(Exercise inputs begins)

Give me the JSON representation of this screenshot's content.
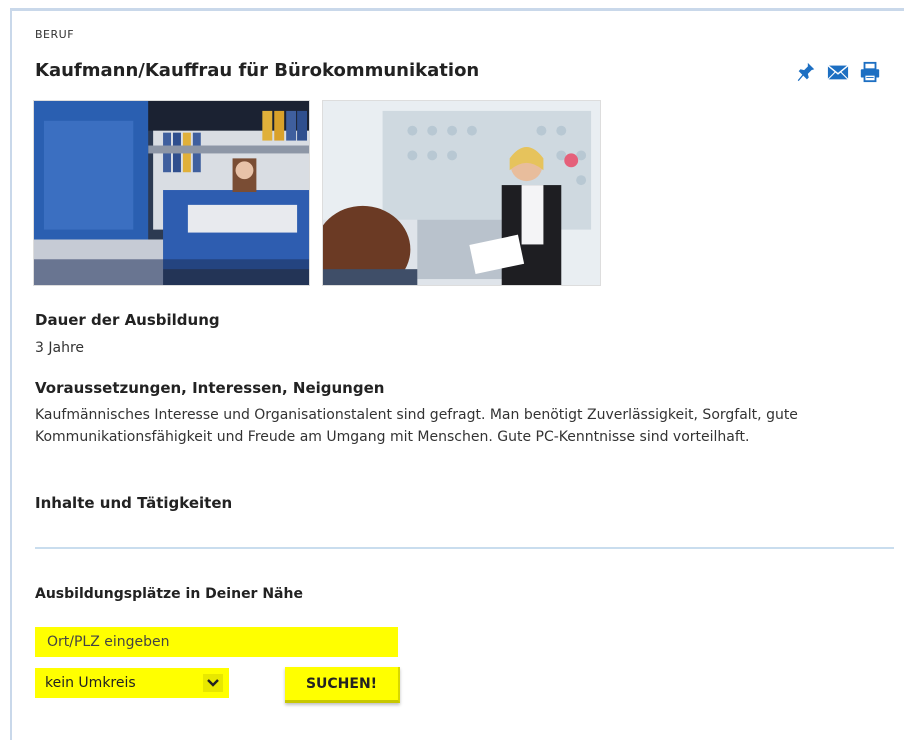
{
  "header": {
    "kicker": "BERUF",
    "title": "Kaufmann/Kauffrau für Bürokommunikation"
  },
  "toolbar": {
    "icons": [
      "pin-icon",
      "mail-icon",
      "print-icon"
    ]
  },
  "sections": {
    "dauer": {
      "heading": "Dauer der Ausbildung",
      "value": "3 Jahre"
    },
    "voraussetzungen": {
      "heading": "Voraussetzungen, Interessen, Neigungen",
      "text": "Kaufmännisches Interesse und Organisationstalent sind gefragt. Man benötigt Zuverlässigkeit, Sorgfalt, gute Kommunikationsfähigkeit und Freude am Umgang mit Menschen. Gute PC-Kenntnisse sind vorteilhaft."
    },
    "inhalte": {
      "heading": "Inhalte und Tätigkeiten"
    }
  },
  "search": {
    "heading": "Ausbildungsplätze in Deiner Nähe",
    "location_placeholder": "Ort/PLZ eingeben",
    "location_value": "",
    "radius_selected": "kein Umkreis",
    "button_label": "SUCHEN!"
  },
  "colors": {
    "accent_yellow": "#ffff00",
    "icon_blue": "#1d6fc2",
    "divider": "#c9ddee"
  }
}
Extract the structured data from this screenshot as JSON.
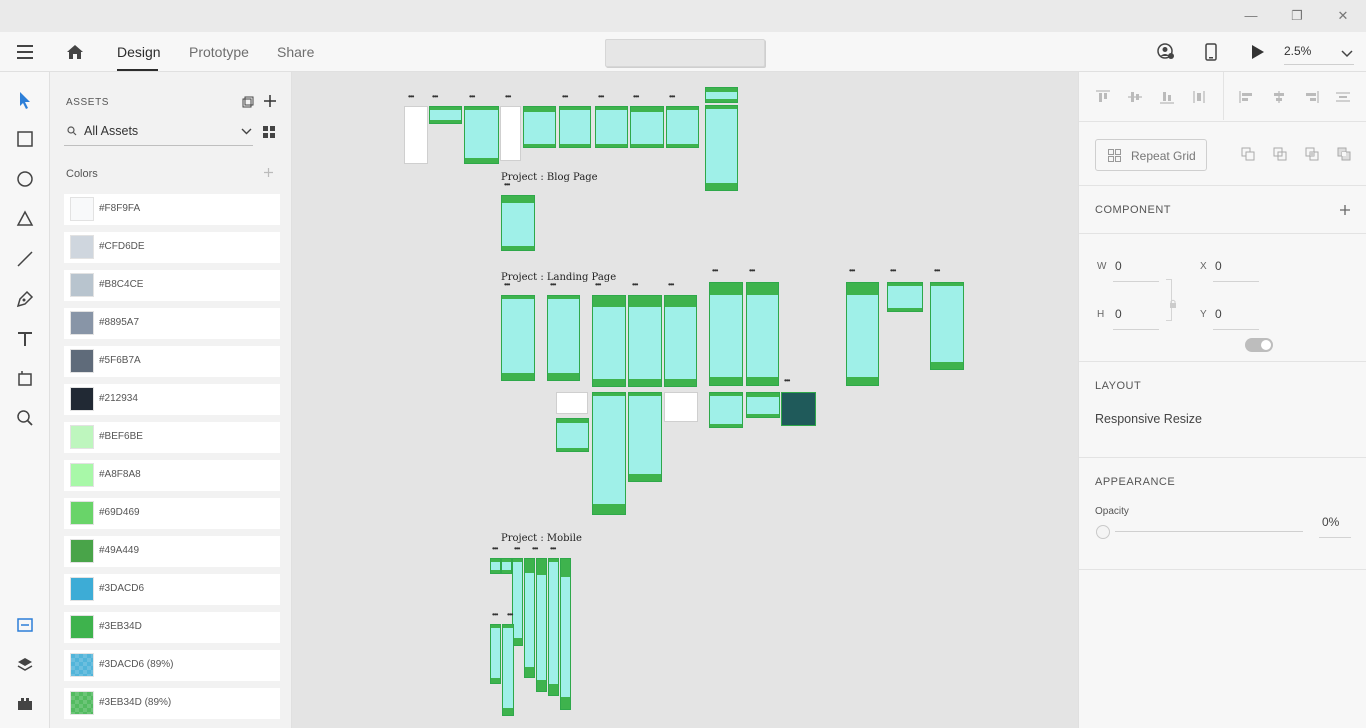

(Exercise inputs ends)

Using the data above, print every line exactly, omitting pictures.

> _Expected output_
Give me the JSON representation of this screenshot's content.
{
  "header": {
    "kicker": "BERUF",
    "title": "Kaufmann/Kauffrau für Bürokommunikation"
  },
  "toolbar": {
    "icons": [
      "pin-icon",
      "mail-icon",
      "print-icon"
    ]
  },
  "sections": {
    "dauer": {
      "heading": "Dauer der Ausbildung",
      "value": "3 Jahre"
    },
    "voraussetzungen": {
      "heading": "Voraussetzungen, Interessen, Neigungen",
      "text": "Kaufmännisches Interesse und Organisationstalent sind gefragt. Man benötigt Zuverlässigkeit, Sorgfalt, gute Kommunikationsfähigkeit und Freude am Umgang mit Menschen. Gute PC-Kenntnisse sind vorteilhaft."
    },
    "inhalte": {
      "heading": "Inhalte und Tätigkeiten"
    }
  },
  "search": {
    "heading": "Ausbildungsplätze in Deiner Nähe",
    "location_placeholder": "Ort/PLZ eingeben",
    "location_value": "",
    "radius_selected": "kein Umkreis",
    "button_label": "SUCHEN!"
  },
  "colors": {
    "accent_yellow": "#ffff00",
    "icon_blue": "#1d6fc2",
    "divider": "#c9ddee"
  }
}
Extract the structured data from this screenshot as JSON.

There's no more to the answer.